I’ve taken a step back and let my blog do its own thing. I would write the posts and wait for people to discover them, rather than using scheduled tweets and Twitter chats to boost views out of desperation. When I said earlier this month that I was to take a step back from the blogging community, I was worried at first. I knew the community around my blog would remain, but I was didn’t know whether the interaction and comments – most often as a result from conversations during a Twitter chat – would come to a halt. Today, as I realised that I’ve surpassed my milestone of reaching 12,000 views by the end of 2016 and I’m one away from 1,000 combined WordPress followers, I decided that I quite like how things are going.
Granted, I still feel bad about not keeping up with scheduled tweets, but with most of my posts being shared by musicians or those with an interest in the current affairs I talk about, I tend to get more views than desperate and repetitive social media posts would get.
As I announced that my blog would be moving more towards professional writing as opposed to more personal pieces, I reflected on where I was four years ago in 2012. It was a time when I wrote posts on pretty much anything just to get something up on the website. I’ve already talked about how the content on this site has changed since then, but I genuinely believe that this blog has helped to improve my writing (alongside my path through education, of course). I have had a change in attitude and I like to think that I’ve had more people contact me through my blog because of that.
It’s likely that this is the same rhetoric I’ve mentioned countless times before in previous posts, but I also have something important to mention when it comes to how active my blog will be in the future.
I have returned to the University of Lincoln to begin my second year of studying journalism. Lectures, seminars and other commitments will mean that social media will remain low. For a long time, I have always had time to schedule blog posts, so that won’t be a problem. Yet, scheduling tweets via. Buffer has often come down to remembering to do it and finding the time to do it.

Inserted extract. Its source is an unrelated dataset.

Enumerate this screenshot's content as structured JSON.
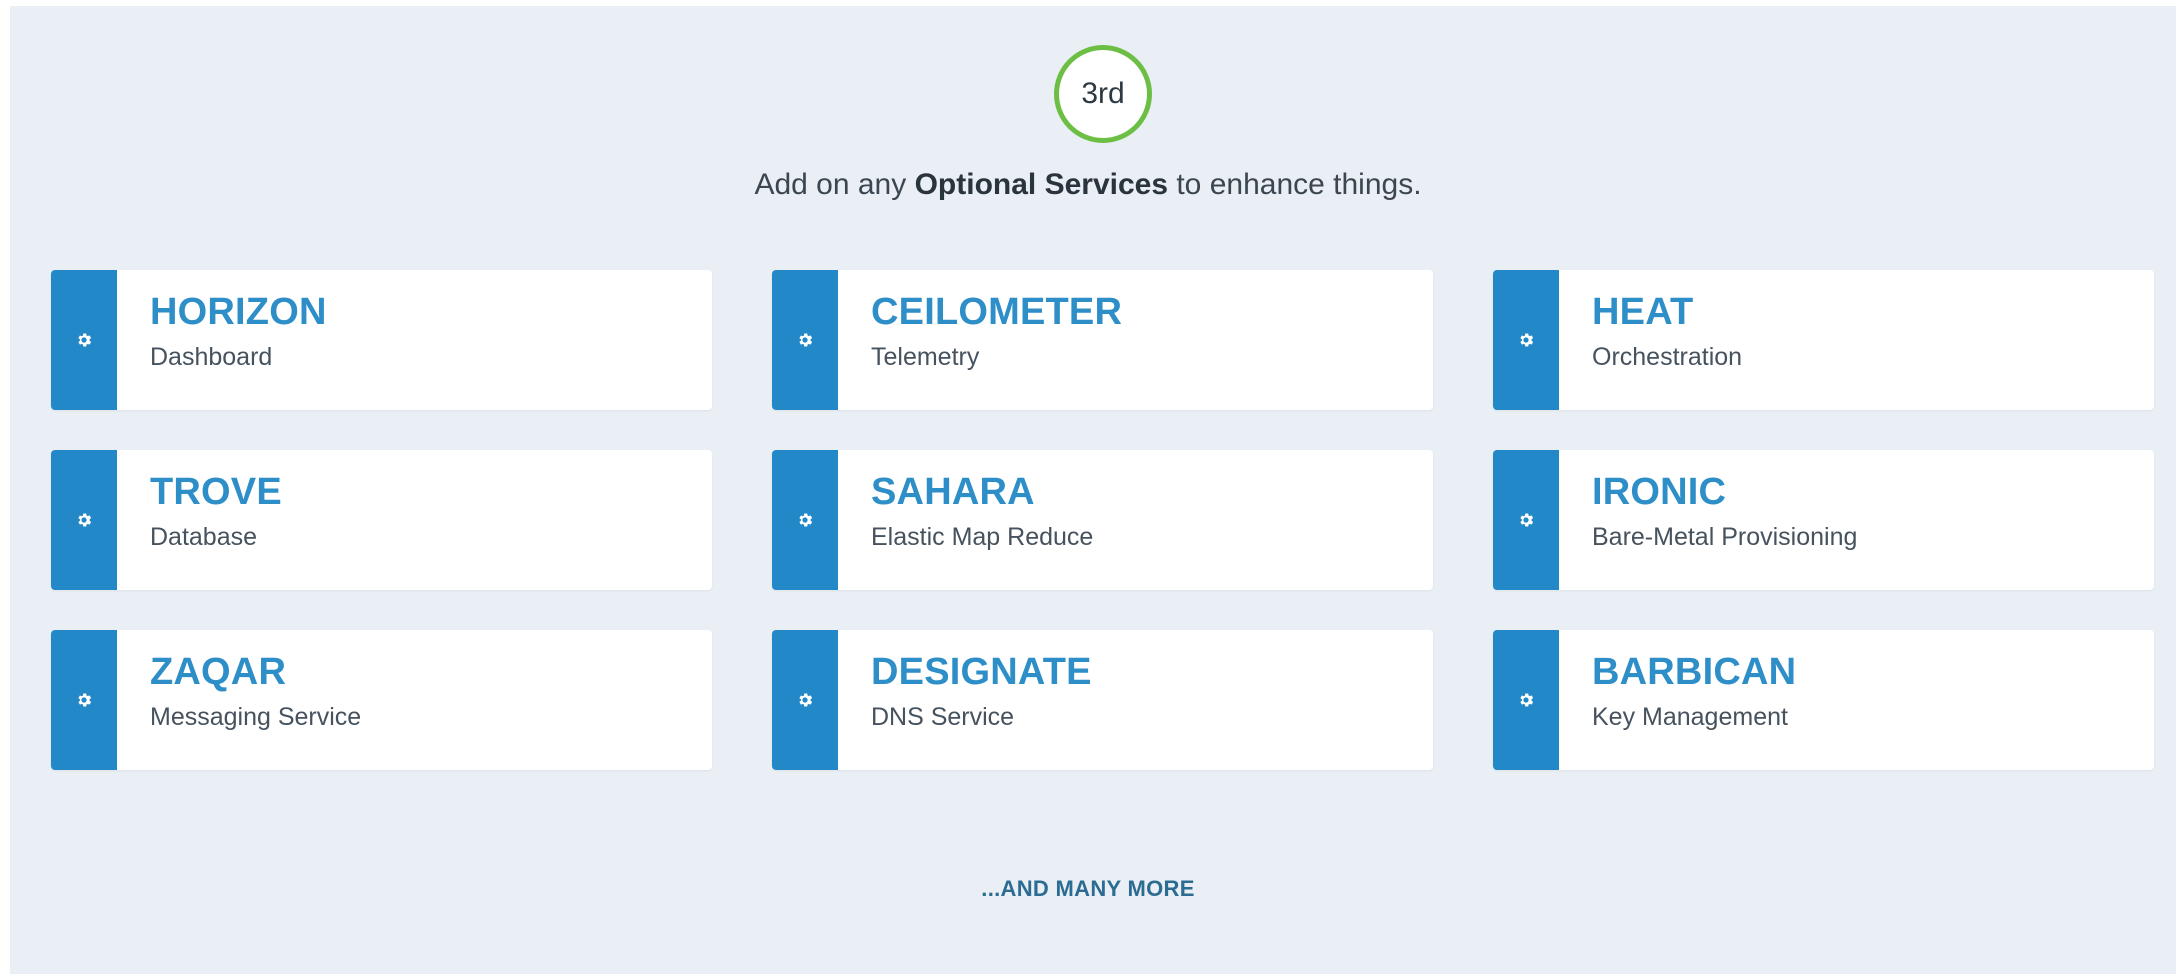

You’ll be seeing less promotional tweets from me, but that may just be a good thing.